1 North Square, Cambridge, ON
Sequence and Passage is an exhibition of paintings by two Toronto based artists. Greatly different in scale and treatment, the series of works by Mara Korkola and Monica Tap are derived from observations of passage and movement of respective locations.
Tap’s grand scale paintings work as a series representing scenery in one brief moment translated in painting from information captured in digital video format from a moving vehicle. Exaggeration of the information lost in the digital registry of the initial image provides a rich and textural treatment of the landscape and enables a sense of movement across six large panels constituting the series.
In contrast, Korkola works on a very small scale in series that provide us with access to her walking experiences in a Toronto park. Moving through the space across multiple panels, the scene captures the changing light and complicated vantage points giving us a glimpse of the detail the artist encountered on her original walk.

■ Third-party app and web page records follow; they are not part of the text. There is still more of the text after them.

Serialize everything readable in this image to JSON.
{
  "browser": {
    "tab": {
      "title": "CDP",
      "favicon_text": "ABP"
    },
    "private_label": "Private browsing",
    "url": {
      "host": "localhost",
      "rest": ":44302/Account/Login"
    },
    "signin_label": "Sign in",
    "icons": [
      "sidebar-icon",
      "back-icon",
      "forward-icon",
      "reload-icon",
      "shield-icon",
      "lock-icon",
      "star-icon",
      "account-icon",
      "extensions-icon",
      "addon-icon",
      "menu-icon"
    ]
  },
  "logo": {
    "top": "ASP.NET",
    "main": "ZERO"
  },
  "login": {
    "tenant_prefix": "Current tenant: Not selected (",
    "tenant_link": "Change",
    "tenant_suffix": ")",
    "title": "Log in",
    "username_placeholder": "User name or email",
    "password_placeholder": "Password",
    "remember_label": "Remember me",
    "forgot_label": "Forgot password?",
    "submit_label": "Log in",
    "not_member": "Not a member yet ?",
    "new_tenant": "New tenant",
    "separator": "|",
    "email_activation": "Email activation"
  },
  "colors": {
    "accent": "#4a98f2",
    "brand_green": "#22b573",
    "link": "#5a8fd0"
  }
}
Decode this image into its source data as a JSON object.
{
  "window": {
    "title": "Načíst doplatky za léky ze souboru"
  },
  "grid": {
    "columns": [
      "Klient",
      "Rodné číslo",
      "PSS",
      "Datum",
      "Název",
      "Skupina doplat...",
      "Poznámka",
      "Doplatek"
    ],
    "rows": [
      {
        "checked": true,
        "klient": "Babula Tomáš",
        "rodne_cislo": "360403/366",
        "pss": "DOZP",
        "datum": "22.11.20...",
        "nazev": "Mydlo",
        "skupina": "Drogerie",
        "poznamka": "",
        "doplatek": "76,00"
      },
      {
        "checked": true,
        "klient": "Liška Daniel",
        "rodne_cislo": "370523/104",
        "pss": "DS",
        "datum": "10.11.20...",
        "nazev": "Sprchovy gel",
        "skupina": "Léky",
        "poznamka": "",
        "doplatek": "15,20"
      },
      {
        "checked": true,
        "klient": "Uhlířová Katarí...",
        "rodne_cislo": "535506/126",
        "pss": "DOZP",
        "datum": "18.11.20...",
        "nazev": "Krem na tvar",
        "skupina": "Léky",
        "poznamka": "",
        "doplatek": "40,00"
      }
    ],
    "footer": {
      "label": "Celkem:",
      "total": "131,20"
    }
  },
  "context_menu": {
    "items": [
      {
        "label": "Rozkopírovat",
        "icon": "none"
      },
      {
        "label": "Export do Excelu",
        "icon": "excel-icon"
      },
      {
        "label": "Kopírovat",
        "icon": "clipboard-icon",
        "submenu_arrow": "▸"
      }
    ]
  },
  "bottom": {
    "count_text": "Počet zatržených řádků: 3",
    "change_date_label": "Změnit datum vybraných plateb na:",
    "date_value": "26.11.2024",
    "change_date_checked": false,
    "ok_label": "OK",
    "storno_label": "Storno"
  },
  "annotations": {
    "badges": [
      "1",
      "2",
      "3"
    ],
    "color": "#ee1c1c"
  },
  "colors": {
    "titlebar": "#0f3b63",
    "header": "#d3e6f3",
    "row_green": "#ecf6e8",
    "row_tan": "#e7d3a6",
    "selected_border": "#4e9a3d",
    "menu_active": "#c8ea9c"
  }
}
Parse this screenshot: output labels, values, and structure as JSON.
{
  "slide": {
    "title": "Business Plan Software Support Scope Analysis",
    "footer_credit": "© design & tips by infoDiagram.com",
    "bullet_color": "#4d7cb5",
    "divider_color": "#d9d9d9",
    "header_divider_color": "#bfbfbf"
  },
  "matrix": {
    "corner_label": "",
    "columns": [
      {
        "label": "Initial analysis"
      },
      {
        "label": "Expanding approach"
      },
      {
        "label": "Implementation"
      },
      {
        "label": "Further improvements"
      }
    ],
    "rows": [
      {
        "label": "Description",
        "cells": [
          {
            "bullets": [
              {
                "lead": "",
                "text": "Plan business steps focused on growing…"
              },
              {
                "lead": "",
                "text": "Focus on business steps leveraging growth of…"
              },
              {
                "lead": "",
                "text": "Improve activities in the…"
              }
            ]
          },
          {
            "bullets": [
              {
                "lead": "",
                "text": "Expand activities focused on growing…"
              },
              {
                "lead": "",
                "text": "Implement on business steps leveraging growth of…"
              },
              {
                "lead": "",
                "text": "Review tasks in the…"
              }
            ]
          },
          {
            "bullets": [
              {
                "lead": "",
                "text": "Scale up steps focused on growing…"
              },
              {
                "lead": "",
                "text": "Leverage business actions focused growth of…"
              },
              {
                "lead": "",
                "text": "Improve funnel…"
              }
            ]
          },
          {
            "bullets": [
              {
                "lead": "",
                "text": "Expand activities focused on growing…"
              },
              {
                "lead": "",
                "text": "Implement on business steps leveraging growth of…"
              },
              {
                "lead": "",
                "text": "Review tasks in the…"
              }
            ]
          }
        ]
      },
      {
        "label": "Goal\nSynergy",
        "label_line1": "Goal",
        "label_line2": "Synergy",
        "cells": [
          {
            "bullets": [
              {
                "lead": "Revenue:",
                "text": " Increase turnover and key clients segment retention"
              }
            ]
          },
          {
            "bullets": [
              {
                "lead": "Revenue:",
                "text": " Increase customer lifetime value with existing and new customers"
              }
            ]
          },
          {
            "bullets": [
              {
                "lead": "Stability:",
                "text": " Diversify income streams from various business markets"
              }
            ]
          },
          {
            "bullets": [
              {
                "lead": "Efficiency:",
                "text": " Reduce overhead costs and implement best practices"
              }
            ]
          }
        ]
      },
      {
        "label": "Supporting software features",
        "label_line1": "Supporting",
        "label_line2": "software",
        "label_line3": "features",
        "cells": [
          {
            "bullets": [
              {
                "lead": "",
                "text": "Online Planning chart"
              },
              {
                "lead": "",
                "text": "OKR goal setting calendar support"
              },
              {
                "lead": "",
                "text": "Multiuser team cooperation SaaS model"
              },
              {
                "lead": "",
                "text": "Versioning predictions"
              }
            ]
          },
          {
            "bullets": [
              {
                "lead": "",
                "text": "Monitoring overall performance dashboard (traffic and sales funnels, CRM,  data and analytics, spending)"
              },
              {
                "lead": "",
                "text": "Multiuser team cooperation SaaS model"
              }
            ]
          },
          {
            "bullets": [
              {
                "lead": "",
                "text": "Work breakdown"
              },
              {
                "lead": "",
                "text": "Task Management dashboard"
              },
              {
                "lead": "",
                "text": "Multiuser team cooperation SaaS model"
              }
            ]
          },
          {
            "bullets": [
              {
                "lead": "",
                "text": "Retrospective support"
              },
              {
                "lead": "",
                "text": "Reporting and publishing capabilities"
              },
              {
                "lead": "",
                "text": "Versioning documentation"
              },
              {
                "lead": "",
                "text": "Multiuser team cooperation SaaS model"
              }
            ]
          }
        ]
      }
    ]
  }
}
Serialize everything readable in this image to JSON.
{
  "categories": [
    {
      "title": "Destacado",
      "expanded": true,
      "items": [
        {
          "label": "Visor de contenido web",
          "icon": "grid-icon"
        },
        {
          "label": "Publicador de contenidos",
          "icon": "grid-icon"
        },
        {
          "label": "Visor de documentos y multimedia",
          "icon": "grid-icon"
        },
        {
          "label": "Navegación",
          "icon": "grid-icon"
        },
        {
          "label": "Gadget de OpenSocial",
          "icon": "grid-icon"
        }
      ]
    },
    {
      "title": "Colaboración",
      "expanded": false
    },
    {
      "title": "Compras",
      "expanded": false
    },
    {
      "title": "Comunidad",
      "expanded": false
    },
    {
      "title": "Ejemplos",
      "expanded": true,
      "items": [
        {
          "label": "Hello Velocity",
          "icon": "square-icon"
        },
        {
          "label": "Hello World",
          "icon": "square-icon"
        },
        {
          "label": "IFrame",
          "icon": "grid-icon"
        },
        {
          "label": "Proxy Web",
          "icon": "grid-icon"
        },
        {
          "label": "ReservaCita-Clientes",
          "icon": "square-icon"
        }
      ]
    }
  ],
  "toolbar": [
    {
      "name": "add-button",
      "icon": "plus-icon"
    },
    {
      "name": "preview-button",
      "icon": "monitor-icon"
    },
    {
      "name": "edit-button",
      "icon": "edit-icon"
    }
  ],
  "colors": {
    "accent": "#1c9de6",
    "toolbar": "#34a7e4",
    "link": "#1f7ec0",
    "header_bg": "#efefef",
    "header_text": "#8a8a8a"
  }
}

In these grand gestures of movement and passage of time, both artists offer a breath of fresh air and a new level of physical engagement with landscape imagery.
Mara Korkola attended the Ontario College of Art and Design University, Toronto (AOCADU); Wichita State University, Kansas (BFA) and is a graduate of the University of Texas at San Antonio, TX. She has exhibited in group and solo exhibitions both nationally and internationally, including Painting as Paradox at Artists Space in New York, Synthetic Psychosis at the Museum of Contemporary Canadian Art, Toronto, and Commuter, a comprehensive solo exhibition of her No Place series of paintings at the MacLaren Art Centre in Barrie, Ontario. She has received grants from the Ontario Arts Council, the Toronto Arts Council and the Canada Council for the Arts. Mara Korkola lives and works in Toronto and is represented by Nicholas Metivier Gallery, Toronto Ontario.
Monica Tap is an artist whose many activities involve exploring questions of time and representation in painting. Her practice opens up a space between landscape and abstraction, and navigates the terrain between painting and other media. Her current work is based on Quicktime videos of the landscape captured from buses, cars and trains. Over the past fifteen years her canvases, which are conceptual and systematic investigations into the codes of pictorial illusionism and perception, have been exhibited in Canada; London, England, and New York. She is the recipient of many grants and awards, most recently from the Social Sciences and Humanities Research Council of Canada for her project, Translation as a Strategy of Renewal in Painting. Tap’s work is represented in private, corporate and public collections in Canada and the U.S. Originally from Alberta, Monica Tap completed her BFA (1990) and MFA (1996) degrees at the Nova Scotia College of Art and Design. She lives in Toronto and is an Associate Professor at the University of Guelph.